**WHAT IS BEING ASKED**
Counting only lines below that contain the string "META", give the total as a single number.

(Entries taken from a collection)
┄┄┄┄┄┄

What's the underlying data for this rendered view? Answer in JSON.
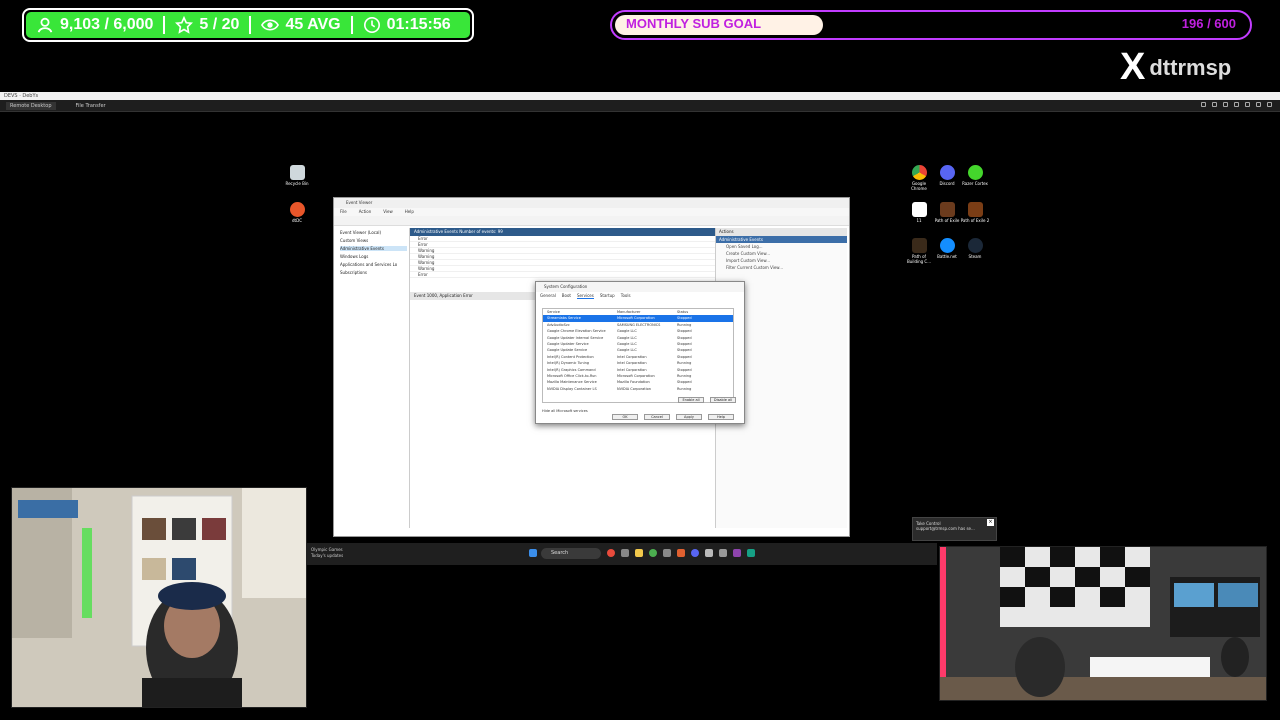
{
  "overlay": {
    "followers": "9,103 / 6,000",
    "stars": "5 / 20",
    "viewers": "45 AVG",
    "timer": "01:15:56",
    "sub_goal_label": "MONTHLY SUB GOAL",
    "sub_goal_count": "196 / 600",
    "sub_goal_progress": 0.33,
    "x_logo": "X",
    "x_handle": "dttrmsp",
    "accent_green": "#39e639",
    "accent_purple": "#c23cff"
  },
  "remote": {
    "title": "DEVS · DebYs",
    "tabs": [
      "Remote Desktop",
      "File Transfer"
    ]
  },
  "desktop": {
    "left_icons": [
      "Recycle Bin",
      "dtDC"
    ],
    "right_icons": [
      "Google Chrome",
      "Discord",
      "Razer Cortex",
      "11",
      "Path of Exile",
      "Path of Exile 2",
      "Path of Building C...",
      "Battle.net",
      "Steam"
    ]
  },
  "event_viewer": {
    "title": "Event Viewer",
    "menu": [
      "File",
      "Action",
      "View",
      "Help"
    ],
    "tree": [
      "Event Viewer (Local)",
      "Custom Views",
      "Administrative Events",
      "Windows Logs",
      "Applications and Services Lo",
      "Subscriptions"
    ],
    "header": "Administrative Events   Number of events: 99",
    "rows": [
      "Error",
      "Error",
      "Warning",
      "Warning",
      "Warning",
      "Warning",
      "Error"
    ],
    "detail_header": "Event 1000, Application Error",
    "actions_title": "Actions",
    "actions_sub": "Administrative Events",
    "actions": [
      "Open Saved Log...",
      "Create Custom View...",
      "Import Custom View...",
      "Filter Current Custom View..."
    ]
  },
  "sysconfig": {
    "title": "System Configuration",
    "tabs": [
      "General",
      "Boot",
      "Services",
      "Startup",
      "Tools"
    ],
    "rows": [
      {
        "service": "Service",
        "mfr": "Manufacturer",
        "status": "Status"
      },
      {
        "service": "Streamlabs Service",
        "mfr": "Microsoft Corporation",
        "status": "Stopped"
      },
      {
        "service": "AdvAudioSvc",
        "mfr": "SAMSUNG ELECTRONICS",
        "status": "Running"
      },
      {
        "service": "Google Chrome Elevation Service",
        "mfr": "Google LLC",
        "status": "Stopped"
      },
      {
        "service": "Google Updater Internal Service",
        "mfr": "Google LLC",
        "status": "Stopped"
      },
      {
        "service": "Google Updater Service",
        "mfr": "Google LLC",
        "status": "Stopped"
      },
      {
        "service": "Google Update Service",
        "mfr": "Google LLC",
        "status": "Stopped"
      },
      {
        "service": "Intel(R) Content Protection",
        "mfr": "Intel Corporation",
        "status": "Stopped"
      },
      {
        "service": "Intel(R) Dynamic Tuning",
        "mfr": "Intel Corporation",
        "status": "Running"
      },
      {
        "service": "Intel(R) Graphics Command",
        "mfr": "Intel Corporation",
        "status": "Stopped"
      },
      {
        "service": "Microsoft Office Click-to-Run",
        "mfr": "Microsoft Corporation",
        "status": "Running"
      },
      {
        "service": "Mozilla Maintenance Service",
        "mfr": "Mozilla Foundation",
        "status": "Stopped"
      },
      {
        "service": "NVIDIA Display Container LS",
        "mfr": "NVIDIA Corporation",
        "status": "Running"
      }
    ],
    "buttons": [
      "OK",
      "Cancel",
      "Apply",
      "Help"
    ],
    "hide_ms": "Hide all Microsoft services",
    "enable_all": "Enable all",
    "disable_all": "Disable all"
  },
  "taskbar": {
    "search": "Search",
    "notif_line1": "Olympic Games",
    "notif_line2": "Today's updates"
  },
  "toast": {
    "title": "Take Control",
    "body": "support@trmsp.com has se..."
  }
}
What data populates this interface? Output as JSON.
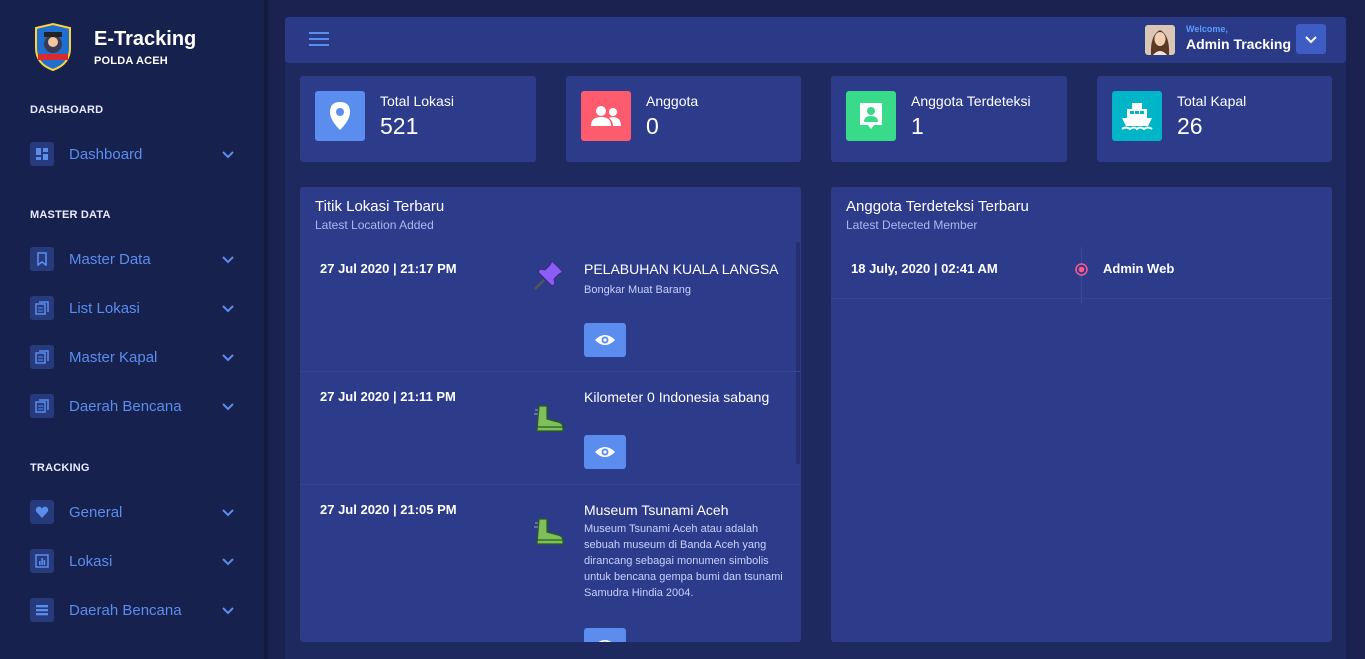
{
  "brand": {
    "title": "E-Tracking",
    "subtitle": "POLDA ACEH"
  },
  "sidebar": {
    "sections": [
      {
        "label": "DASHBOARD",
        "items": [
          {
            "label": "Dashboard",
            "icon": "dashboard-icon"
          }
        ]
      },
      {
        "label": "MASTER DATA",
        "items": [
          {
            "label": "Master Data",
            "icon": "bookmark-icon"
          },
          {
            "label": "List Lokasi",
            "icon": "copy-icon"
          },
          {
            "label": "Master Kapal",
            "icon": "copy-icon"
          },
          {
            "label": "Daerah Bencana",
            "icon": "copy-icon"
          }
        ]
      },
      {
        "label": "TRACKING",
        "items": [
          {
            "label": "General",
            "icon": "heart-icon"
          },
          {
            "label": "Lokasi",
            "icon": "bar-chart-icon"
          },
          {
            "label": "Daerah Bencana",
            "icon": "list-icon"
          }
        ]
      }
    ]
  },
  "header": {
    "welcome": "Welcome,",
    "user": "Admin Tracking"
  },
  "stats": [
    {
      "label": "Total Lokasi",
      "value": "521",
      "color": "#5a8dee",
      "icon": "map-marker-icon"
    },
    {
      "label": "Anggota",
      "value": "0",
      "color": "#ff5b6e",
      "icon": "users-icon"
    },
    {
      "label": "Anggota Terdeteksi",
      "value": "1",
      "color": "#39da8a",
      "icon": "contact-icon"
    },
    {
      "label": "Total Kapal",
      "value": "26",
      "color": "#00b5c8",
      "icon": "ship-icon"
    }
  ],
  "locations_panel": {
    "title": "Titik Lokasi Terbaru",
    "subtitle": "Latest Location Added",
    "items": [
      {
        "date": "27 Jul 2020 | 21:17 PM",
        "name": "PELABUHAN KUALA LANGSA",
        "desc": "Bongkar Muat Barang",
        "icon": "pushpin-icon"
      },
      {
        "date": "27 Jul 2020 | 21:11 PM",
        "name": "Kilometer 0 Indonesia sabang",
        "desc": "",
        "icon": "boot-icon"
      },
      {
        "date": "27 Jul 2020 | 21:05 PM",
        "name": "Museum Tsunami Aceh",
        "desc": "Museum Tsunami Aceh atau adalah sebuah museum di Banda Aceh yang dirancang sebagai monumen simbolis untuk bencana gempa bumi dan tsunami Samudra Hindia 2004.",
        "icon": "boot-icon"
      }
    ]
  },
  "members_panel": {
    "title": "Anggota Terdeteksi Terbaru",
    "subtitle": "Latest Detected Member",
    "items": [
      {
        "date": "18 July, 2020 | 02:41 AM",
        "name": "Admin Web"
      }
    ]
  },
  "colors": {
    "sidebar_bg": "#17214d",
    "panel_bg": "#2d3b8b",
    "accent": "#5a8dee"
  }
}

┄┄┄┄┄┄

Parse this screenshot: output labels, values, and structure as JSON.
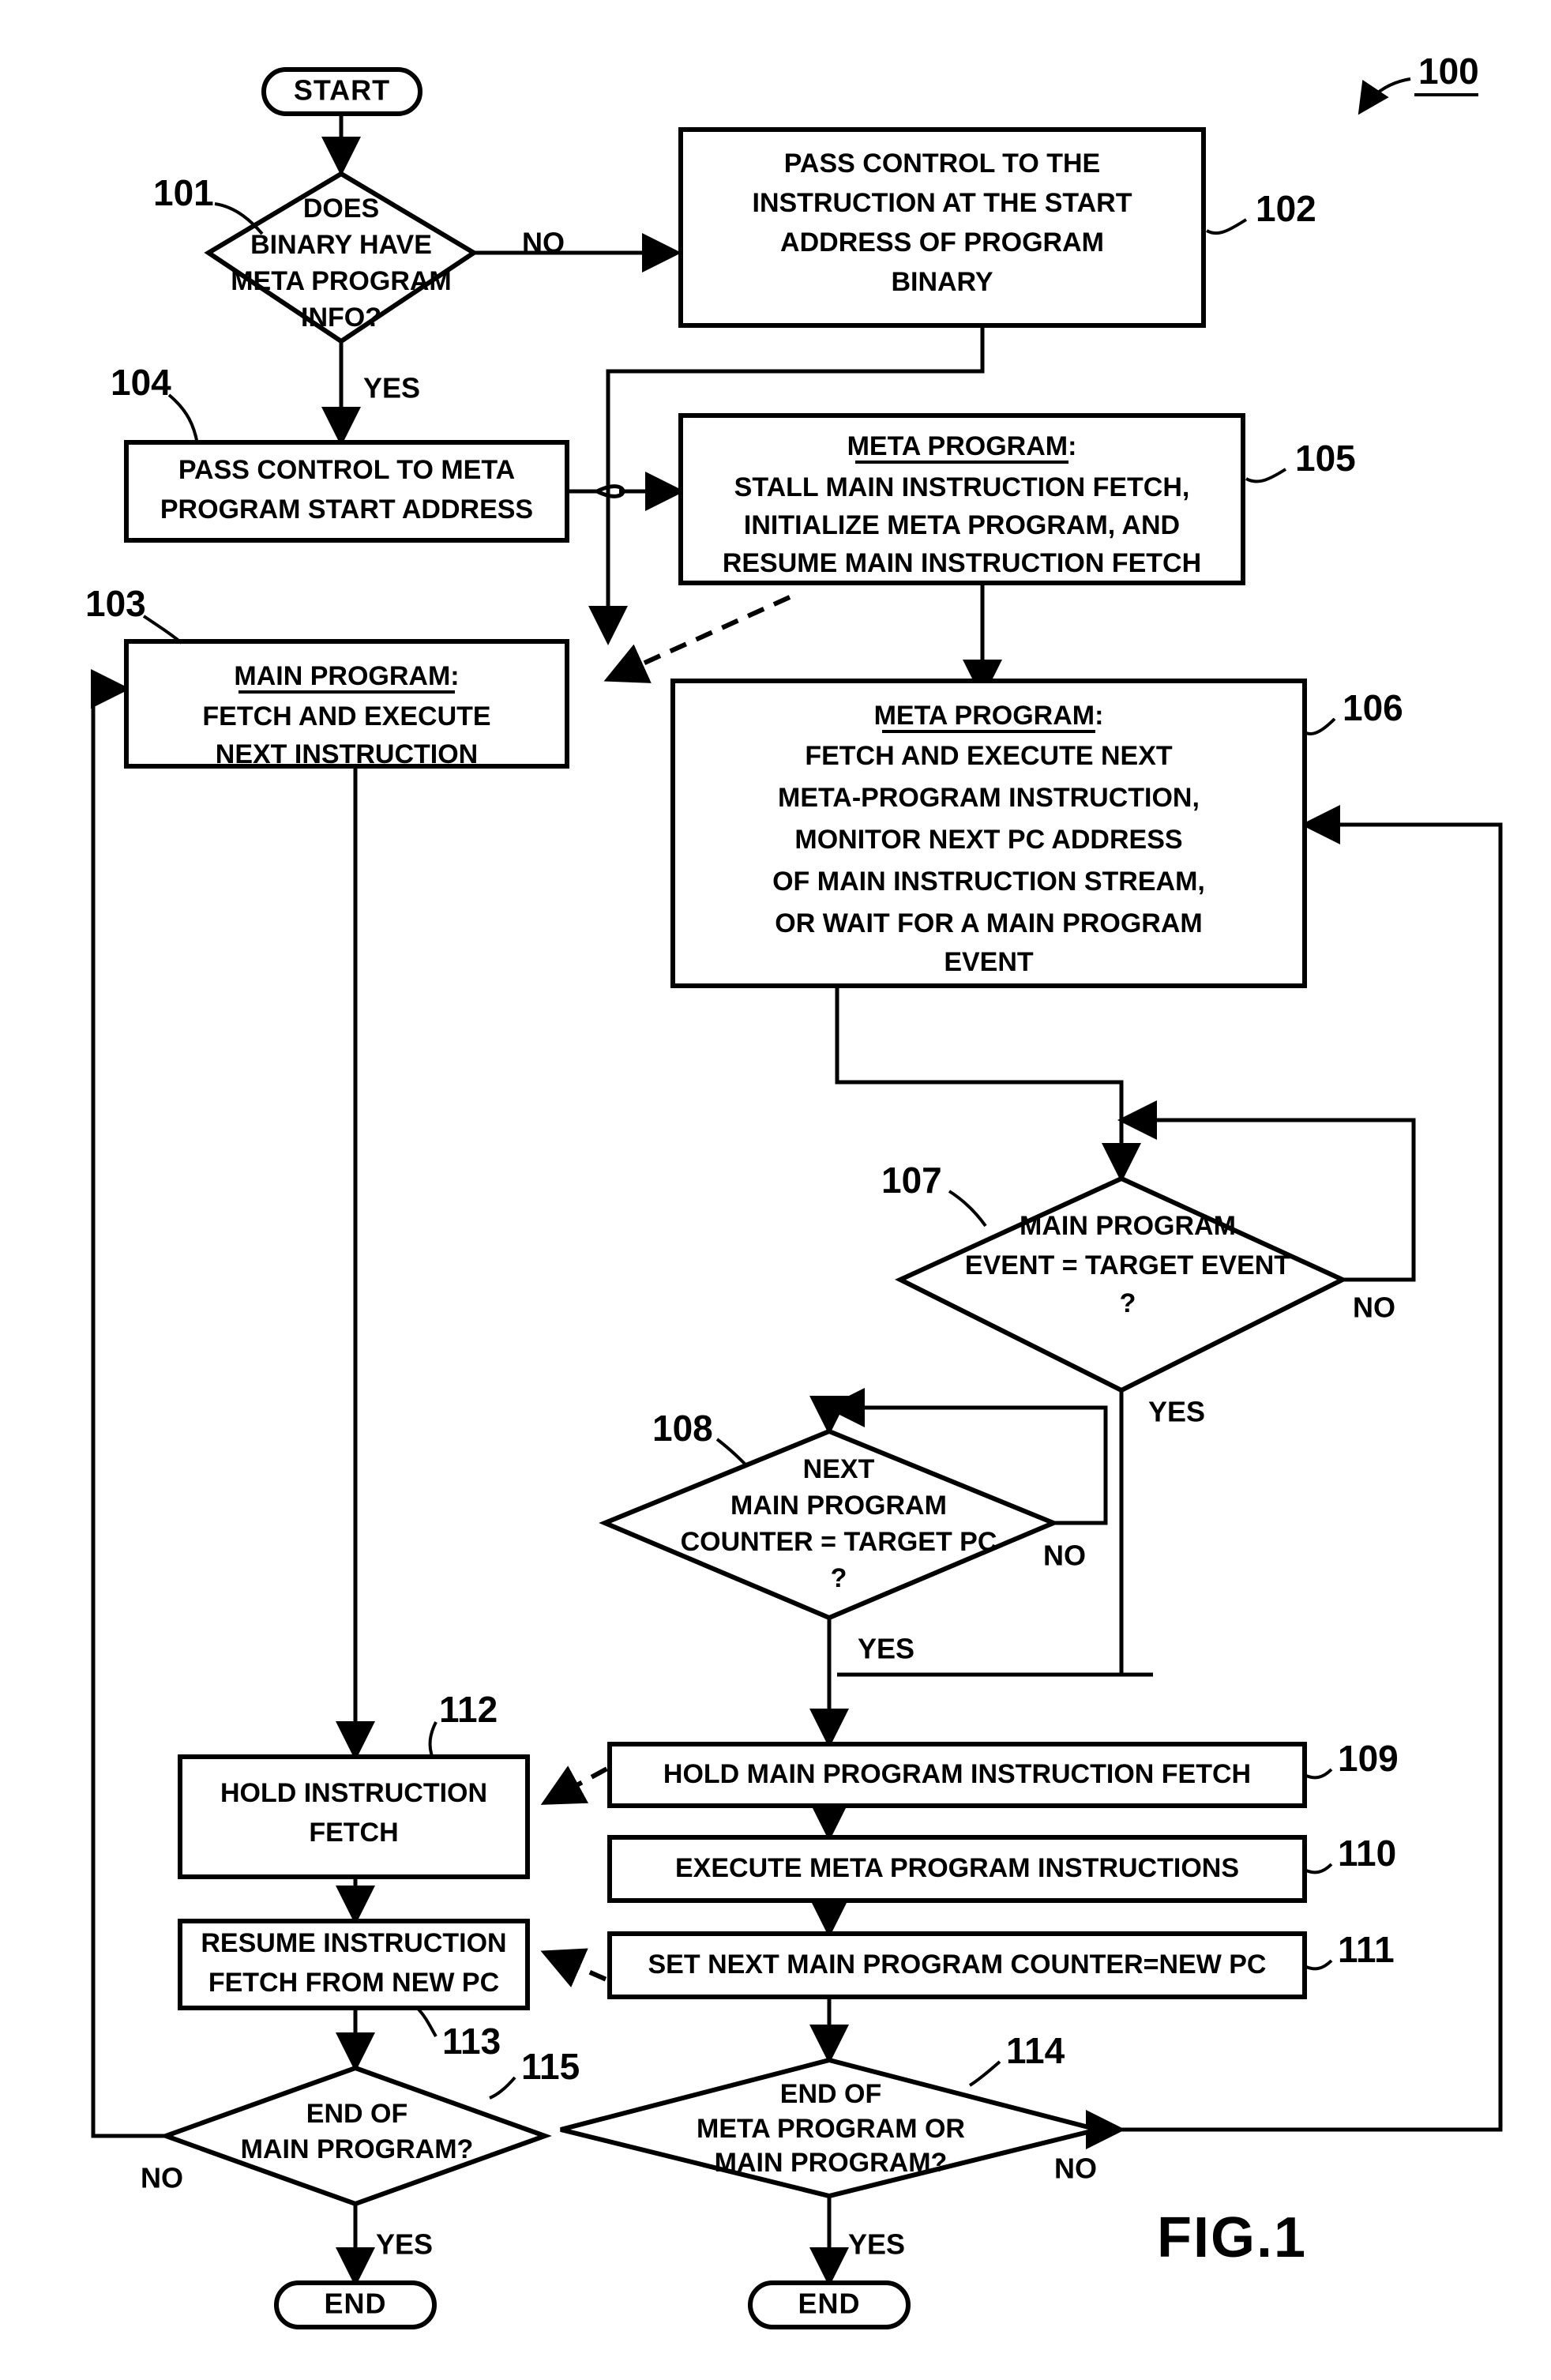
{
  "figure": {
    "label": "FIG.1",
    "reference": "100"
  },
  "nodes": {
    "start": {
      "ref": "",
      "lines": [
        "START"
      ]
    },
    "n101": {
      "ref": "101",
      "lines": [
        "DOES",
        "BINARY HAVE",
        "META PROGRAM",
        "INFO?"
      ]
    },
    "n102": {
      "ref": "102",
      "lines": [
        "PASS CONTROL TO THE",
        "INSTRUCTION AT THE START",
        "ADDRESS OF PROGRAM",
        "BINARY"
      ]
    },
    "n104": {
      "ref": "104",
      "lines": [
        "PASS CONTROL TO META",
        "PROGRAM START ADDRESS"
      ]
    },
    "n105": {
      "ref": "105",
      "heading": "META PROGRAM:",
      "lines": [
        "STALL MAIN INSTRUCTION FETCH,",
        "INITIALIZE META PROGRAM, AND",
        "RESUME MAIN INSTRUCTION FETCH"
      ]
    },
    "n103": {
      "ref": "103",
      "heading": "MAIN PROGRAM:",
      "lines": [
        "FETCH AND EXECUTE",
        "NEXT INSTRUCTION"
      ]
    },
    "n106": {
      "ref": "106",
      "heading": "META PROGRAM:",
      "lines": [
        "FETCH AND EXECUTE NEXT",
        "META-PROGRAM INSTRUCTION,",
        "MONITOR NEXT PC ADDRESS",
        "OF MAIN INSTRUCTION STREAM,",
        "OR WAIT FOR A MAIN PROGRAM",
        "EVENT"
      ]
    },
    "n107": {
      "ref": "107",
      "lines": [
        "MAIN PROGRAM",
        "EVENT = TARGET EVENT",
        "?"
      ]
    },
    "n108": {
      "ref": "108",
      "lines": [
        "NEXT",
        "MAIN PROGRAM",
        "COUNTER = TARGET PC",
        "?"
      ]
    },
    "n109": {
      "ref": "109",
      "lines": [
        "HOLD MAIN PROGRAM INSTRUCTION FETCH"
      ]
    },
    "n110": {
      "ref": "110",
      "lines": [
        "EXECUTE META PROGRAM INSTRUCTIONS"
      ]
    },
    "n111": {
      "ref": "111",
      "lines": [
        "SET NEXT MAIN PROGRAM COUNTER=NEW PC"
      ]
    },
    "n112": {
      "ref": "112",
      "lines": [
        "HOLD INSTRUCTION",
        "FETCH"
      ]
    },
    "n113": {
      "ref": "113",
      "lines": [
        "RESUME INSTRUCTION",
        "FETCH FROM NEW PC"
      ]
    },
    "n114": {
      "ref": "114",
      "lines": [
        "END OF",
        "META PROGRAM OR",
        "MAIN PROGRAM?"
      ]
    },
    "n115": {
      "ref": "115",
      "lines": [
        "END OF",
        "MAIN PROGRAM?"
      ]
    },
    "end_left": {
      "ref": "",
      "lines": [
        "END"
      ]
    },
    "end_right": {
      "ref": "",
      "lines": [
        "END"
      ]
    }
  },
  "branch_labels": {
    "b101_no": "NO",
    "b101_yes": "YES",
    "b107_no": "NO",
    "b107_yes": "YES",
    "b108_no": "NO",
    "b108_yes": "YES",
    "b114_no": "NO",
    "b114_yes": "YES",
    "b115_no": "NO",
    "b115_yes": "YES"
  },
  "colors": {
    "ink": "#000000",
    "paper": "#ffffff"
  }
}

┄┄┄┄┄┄

**ANSWER SPACE**
8